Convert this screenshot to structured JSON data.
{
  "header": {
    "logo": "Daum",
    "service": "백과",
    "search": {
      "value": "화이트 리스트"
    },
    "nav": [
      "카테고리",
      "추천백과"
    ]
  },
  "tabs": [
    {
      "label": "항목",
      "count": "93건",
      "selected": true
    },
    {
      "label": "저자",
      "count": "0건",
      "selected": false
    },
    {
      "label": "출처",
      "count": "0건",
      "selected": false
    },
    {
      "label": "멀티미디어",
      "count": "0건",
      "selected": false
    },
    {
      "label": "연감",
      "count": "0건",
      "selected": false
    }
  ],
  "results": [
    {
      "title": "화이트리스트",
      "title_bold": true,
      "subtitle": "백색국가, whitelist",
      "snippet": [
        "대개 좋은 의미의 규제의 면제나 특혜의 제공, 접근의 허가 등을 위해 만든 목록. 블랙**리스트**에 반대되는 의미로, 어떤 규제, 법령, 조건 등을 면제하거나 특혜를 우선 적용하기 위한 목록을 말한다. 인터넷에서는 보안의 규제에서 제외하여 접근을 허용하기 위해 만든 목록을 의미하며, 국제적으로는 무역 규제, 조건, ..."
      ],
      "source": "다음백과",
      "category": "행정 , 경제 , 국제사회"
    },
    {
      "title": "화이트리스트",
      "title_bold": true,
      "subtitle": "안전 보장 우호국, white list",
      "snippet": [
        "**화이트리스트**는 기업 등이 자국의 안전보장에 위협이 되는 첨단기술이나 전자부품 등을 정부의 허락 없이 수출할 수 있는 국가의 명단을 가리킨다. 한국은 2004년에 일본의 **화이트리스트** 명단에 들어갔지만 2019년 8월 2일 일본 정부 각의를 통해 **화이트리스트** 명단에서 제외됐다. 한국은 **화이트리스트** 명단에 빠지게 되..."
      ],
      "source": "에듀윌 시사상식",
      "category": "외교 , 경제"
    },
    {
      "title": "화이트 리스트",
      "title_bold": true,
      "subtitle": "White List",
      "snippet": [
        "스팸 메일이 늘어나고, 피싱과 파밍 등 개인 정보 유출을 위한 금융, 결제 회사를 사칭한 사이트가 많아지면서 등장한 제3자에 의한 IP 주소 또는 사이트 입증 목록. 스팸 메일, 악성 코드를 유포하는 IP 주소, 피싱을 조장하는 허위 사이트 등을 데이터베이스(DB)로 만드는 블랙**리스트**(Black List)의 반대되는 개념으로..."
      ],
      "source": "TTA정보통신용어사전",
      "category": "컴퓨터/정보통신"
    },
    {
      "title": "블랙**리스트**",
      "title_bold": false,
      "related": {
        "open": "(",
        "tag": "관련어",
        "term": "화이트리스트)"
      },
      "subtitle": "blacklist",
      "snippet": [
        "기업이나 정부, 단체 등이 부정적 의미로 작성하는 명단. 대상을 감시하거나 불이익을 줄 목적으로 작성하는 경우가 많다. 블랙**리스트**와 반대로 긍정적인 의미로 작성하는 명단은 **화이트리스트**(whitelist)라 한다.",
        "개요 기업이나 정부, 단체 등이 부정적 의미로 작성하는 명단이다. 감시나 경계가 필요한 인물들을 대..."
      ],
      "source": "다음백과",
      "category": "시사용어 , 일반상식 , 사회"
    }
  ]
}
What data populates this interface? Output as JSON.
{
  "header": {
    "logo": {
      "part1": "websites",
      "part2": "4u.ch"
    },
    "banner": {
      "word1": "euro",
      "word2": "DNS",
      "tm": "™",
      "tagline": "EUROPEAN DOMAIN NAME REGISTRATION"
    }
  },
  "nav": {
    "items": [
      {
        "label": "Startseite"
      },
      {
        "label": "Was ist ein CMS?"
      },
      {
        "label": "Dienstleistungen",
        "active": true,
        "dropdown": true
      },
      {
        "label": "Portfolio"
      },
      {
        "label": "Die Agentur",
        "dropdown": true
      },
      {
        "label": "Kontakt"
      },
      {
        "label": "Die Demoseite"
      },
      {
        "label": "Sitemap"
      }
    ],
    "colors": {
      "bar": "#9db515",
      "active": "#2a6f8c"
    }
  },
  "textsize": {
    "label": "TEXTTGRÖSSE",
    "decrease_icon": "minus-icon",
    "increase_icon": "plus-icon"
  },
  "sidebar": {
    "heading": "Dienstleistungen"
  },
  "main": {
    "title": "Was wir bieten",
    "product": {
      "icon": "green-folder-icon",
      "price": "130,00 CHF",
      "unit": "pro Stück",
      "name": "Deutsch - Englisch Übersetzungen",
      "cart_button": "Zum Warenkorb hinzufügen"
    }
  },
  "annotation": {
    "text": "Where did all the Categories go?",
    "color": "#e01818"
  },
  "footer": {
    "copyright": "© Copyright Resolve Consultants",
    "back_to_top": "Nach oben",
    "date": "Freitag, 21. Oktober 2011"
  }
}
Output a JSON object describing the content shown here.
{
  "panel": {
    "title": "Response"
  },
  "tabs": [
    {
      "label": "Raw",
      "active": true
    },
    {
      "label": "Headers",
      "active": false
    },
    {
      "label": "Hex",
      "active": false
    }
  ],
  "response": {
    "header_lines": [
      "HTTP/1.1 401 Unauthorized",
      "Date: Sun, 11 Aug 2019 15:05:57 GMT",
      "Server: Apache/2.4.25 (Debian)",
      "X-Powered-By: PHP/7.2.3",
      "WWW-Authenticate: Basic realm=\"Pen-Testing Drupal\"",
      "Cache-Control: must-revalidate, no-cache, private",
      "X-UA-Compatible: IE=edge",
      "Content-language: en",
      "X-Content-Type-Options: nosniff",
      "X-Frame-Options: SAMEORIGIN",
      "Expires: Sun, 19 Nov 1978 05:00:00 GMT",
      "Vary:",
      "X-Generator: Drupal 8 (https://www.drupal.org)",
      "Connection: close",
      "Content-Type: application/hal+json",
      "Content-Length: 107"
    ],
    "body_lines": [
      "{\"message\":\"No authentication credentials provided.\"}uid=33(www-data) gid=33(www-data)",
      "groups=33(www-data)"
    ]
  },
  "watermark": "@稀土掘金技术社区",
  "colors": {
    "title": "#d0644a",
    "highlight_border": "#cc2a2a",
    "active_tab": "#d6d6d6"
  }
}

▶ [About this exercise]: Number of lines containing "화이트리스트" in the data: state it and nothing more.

▶ [Output of the exercise]: 5